Gary Player, another South African, was another multi-winner of the Open: 1959, 1968 and 1974. Jack Nicklaus won in 1966, 1970 and 1978 but, Jack also finished runner up on seven other occasions – a record. I lived through all of them and have the cheek to second guess Nicklaus’s tactics of playing too safely for a pre-ordained target number in his own head. Would Jack sacrifice all of those seconds for one more win? I think he would!
Tom Watson’s five victories came in 1975, 1977, 1980, 1982 and 1983. He might be termed unlucky not to equal Vardon’s six wins but for butchering the 71st hole at precisely the same time as Seve Ballesteros was birdieing the 72nd at The Old Course in 1984.
Seve was a most exciting and colourful champion in 1979, 1984 and 1988 (which involved an extraordinary final round of the highest quality at Royal Lytham & St. Anne’s). Seve and the two Nicks, Price and Faldo (a worthy three-times champion golfer in 1987, 1990 and 1992), all took it in turns to look like the eventual champion before a smiling Seve emerged clutching his favourite trophy of all the silverware he ever won.

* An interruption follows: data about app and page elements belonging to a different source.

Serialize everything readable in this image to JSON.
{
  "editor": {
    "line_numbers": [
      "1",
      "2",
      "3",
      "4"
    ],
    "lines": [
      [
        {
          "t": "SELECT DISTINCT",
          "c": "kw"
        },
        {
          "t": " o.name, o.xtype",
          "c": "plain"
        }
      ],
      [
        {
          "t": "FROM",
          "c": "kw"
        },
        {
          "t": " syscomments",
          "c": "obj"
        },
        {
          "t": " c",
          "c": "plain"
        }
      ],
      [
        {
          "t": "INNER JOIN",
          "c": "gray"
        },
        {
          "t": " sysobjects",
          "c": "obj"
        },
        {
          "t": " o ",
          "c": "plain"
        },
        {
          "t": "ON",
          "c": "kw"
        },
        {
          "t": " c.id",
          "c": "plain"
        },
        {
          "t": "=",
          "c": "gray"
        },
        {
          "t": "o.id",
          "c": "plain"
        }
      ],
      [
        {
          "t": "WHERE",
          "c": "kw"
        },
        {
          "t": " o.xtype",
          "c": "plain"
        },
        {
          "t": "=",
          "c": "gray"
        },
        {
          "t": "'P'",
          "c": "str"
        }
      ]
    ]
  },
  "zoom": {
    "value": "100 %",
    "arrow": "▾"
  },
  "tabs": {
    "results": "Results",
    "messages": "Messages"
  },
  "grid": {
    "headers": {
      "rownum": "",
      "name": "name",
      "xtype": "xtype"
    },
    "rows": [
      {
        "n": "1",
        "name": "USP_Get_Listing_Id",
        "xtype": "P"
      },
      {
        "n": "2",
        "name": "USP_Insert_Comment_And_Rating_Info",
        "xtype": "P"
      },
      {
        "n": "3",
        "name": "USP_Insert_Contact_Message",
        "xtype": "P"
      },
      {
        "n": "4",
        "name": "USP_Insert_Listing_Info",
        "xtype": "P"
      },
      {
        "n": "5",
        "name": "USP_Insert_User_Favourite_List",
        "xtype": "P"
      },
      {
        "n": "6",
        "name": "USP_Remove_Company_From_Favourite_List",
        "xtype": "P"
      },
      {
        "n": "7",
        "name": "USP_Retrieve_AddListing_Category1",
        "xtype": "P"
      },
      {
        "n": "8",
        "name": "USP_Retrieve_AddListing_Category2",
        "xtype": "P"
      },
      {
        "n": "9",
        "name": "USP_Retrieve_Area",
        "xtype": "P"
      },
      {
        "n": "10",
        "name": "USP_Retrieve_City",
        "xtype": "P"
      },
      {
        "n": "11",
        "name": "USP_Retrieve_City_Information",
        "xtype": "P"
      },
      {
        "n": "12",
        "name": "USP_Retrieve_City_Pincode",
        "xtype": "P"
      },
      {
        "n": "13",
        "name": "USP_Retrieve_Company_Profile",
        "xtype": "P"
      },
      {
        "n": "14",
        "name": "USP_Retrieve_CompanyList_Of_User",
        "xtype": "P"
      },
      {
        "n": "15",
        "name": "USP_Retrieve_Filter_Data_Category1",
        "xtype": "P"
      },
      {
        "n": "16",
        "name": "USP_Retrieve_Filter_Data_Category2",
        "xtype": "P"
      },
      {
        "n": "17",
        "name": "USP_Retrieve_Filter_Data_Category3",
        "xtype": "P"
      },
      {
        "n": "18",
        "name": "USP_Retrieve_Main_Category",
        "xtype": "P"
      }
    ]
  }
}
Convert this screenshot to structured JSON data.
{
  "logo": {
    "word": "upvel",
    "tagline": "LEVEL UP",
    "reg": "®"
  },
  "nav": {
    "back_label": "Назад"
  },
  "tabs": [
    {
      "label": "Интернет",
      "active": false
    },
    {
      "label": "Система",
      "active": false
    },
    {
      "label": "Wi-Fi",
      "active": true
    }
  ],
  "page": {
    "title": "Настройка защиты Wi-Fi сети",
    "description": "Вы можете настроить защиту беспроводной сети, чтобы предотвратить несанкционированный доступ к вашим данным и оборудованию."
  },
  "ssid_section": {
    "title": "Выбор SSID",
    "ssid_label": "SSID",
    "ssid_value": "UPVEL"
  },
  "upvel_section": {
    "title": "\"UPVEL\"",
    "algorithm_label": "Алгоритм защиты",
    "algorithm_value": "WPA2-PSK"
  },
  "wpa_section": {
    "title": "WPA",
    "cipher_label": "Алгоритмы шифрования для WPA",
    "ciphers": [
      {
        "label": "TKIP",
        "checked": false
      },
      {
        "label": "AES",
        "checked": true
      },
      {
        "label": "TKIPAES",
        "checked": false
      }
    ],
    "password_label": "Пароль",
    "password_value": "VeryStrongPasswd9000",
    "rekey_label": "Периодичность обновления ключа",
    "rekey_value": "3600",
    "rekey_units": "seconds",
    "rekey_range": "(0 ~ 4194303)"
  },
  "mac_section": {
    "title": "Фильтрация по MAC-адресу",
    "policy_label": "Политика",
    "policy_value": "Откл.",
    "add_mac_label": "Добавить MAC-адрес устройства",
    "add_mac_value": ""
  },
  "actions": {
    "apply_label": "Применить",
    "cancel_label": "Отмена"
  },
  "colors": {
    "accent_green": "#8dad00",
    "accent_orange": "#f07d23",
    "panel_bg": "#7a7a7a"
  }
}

The significance of those triple champions and more are all surpassed in the modern era by Arnold Palmer (in my opinion) who scored a ‘mere double’ in 1961 and 1962. Arnold’s personality and gung-ho style of play gave The Open Golf Championship an impetus via the extraordinary BBC TV coverage that is difficult to appreciate today. Palmer puffed furiously and constantly on cigarettes, rolled up the sleeves of his pullover, hitched his pants (as if getting ready for a fight) and tried to make birdies on every hole but sometimes made double bogies instead. The fans loved him for it.